Return each line of the listing that has the word "修改用户信息" in it.

## PROVIDED ENTRIES
[Start of Attachment]

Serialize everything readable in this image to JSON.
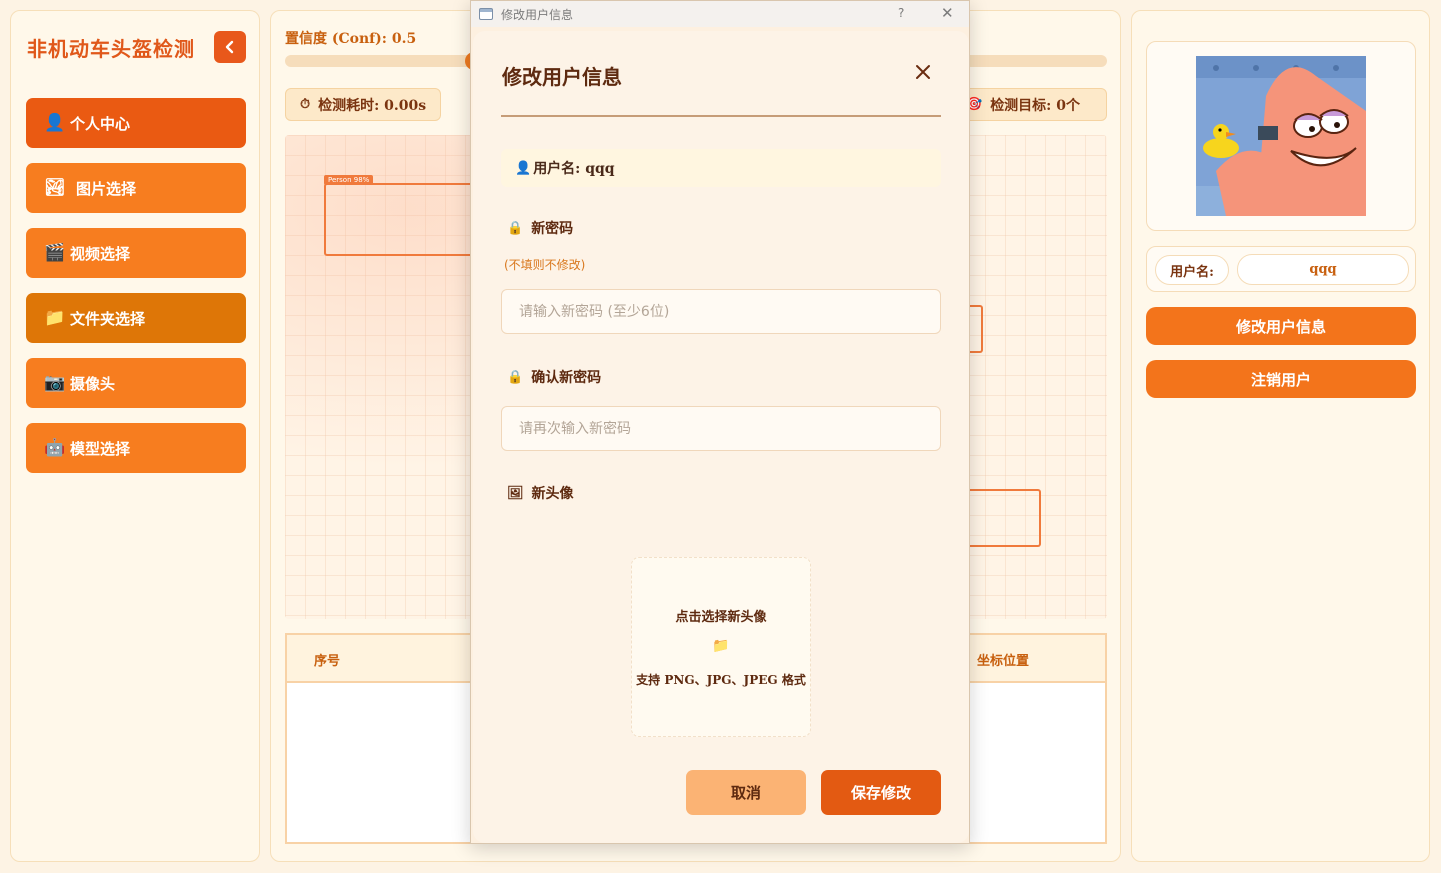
{
  "sidebar": {
    "title": "非机动车头盔检测",
    "items": [
      {
        "icon": "👤",
        "label": "个人中心"
      },
      {
        "icon": "🏞",
        "label": "图片选择"
      },
      {
        "icon": "🎬",
        "label": "视频选择"
      },
      {
        "icon": "📁",
        "label": "文件夹选择"
      },
      {
        "icon": "📷",
        "label": "摄像头"
      },
      {
        "icon": "🤖",
        "label": "模型选择"
      }
    ]
  },
  "center": {
    "conf_label": "置信度 (Conf): 0.5",
    "conf_value": 0.5,
    "stats": {
      "time_icon": "⏱",
      "time_label": "检测耗时: 0.00s",
      "targets_icon": "🎯",
      "targets_label": "检测目标: 0个"
    },
    "detection_label": "Person 98%",
    "table": {
      "col_index": "序号",
      "col_position": "坐标位置"
    }
  },
  "right": {
    "username_tag": "用户名:",
    "username_value": "qqq",
    "edit_button": "修改用户信息",
    "logout_button": "注销用户"
  },
  "dialog": {
    "window_title": "修改用户信息",
    "window_help": "?",
    "title": "修改用户信息",
    "username_icon": "👤",
    "username_line": "用户名: qqq",
    "new_password_icon": "🔒",
    "new_password_label": "新密码",
    "hint": "(不填则不修改)",
    "new_password_placeholder": "请输入新密码 (至少6位)",
    "confirm_icon": "🔒",
    "confirm_label": "确认新密码",
    "confirm_placeholder": "请再次输入新密码",
    "avatar_icon": "🖼",
    "avatar_label": "新头像",
    "upload_title": "点击选择新头像",
    "upload_icon": "📁",
    "upload_formats": "支持 PNG、JPG、JPEG 格式",
    "cancel": "取消",
    "save": "保存修改"
  },
  "colors": {
    "accent": "#f77d1f",
    "accent_dark": "#e35a12",
    "panel": "#fff8ea"
  }
}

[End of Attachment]

## PROBLEM SOLUTION
    "edit_button": "修改用户信息",
    "window_title": "修改用户信息",
    "title": "修改用户信息",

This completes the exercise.